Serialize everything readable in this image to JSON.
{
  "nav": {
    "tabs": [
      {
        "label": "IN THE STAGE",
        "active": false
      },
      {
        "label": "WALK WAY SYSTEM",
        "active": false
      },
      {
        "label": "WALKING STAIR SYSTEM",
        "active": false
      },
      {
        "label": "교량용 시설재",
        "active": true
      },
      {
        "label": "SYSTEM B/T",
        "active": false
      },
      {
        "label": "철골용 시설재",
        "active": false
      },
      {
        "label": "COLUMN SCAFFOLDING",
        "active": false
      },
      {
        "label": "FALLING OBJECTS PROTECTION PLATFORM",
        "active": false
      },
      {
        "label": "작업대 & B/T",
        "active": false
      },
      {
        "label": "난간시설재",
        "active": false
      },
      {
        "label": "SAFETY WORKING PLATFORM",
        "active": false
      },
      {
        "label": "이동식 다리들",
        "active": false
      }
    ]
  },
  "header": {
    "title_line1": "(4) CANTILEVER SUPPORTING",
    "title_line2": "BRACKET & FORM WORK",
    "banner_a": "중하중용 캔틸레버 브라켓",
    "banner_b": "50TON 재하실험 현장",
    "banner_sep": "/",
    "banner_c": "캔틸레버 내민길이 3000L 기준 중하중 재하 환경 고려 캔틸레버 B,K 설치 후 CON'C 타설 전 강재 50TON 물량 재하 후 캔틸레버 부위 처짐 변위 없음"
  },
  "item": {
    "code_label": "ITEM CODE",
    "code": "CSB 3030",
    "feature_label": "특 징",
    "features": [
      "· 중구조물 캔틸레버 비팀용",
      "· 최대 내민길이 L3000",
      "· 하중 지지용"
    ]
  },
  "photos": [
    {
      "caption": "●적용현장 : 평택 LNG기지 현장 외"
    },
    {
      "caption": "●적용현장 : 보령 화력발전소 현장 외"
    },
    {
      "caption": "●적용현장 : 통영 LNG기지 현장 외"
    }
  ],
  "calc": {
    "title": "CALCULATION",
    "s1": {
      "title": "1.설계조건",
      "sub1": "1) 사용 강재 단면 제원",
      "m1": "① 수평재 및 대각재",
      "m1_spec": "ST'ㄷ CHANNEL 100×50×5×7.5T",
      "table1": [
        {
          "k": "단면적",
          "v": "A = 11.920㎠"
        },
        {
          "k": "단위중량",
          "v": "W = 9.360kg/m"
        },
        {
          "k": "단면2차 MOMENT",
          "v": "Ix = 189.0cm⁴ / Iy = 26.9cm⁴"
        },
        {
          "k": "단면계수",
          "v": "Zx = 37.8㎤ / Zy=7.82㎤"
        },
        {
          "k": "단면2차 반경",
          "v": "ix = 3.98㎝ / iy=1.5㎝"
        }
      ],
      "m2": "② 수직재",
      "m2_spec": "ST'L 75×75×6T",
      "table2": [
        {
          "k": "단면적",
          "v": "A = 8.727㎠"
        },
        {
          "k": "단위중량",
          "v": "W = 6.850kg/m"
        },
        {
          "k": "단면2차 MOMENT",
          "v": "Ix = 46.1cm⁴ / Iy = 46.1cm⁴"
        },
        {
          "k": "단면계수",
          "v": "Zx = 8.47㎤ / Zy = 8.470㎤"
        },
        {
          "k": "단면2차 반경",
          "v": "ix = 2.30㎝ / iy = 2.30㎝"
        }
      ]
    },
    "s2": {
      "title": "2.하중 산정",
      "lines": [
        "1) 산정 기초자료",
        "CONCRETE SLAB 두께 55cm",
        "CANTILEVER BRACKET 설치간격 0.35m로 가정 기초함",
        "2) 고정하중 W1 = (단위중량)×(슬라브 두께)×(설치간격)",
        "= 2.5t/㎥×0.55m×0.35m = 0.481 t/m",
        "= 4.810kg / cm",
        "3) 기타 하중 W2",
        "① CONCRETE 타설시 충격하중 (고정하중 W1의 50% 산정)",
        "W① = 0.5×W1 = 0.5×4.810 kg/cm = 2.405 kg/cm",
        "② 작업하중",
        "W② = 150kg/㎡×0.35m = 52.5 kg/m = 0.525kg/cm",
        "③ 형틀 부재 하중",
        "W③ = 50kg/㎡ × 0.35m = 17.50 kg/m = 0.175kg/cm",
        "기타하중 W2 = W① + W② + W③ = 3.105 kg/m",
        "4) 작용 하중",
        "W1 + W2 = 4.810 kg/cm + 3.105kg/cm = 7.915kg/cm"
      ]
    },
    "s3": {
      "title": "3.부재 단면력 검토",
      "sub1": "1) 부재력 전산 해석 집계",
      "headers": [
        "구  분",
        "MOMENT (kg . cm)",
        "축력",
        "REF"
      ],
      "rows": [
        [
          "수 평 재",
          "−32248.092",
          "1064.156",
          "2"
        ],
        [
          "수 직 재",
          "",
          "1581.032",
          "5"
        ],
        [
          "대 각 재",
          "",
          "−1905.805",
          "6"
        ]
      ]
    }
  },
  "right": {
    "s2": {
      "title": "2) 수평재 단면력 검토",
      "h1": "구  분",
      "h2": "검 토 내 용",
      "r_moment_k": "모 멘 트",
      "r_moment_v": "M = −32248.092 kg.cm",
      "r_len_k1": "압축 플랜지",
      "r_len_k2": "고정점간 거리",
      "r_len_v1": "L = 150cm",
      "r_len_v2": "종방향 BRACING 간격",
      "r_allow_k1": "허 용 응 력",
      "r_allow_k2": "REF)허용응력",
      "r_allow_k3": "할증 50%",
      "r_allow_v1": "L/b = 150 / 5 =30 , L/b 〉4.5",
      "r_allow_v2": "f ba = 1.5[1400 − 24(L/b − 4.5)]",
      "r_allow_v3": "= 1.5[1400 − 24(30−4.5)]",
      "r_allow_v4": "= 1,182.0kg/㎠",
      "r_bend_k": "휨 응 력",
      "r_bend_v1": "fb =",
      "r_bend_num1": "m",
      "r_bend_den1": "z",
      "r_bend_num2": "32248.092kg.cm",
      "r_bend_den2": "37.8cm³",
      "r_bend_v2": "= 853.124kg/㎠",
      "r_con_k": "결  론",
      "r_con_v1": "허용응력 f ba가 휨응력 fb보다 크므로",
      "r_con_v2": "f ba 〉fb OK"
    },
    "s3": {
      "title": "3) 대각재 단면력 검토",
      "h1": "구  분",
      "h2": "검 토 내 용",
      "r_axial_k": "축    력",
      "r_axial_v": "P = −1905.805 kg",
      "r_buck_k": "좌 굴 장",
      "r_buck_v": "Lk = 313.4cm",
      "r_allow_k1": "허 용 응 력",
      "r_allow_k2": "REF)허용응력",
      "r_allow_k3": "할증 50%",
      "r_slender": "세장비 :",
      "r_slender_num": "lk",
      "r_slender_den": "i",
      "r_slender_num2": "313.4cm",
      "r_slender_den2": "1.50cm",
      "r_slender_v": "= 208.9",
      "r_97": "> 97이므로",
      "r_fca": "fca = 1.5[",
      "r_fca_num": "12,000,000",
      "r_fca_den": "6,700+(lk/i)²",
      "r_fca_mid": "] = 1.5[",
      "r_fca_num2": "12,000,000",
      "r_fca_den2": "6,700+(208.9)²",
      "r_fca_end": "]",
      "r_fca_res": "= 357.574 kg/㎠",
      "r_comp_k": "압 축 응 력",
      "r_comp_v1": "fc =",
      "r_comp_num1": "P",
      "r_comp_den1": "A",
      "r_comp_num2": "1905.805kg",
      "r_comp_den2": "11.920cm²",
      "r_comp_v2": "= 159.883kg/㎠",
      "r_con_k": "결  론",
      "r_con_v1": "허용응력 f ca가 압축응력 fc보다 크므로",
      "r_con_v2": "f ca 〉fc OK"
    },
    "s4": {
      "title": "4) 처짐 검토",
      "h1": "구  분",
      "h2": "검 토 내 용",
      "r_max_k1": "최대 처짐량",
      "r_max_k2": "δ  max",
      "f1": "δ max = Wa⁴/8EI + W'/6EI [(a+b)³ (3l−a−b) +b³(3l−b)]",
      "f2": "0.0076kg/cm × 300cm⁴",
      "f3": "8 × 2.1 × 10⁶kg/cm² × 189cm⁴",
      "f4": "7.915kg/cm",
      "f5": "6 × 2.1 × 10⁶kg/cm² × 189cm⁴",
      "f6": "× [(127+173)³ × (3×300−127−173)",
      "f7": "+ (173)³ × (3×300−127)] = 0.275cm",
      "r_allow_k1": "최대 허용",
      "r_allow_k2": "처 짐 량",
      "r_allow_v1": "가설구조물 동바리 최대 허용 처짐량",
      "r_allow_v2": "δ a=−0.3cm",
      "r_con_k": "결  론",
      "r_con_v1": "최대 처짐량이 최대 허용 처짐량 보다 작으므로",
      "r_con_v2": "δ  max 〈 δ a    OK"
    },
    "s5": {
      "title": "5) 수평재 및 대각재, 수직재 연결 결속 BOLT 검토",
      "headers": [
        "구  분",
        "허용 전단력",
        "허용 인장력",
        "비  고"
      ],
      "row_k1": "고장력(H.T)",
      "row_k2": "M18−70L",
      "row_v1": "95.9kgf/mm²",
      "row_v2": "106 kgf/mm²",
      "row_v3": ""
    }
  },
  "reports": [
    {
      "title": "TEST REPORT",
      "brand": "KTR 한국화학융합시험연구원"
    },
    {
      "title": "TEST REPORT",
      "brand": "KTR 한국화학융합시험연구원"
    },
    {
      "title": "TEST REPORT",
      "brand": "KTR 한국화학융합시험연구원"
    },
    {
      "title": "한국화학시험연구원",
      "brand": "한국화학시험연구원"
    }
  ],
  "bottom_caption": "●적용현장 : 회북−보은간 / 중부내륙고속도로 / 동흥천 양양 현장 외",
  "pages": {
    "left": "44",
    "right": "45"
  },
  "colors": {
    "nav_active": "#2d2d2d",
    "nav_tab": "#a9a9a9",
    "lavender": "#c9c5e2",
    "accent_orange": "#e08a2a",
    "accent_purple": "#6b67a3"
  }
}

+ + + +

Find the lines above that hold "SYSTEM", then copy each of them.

        "label": "WALK WAY SYSTEM",
        "label": "WALKING STAIR SYSTEM",
        "label": "SYSTEM B/T",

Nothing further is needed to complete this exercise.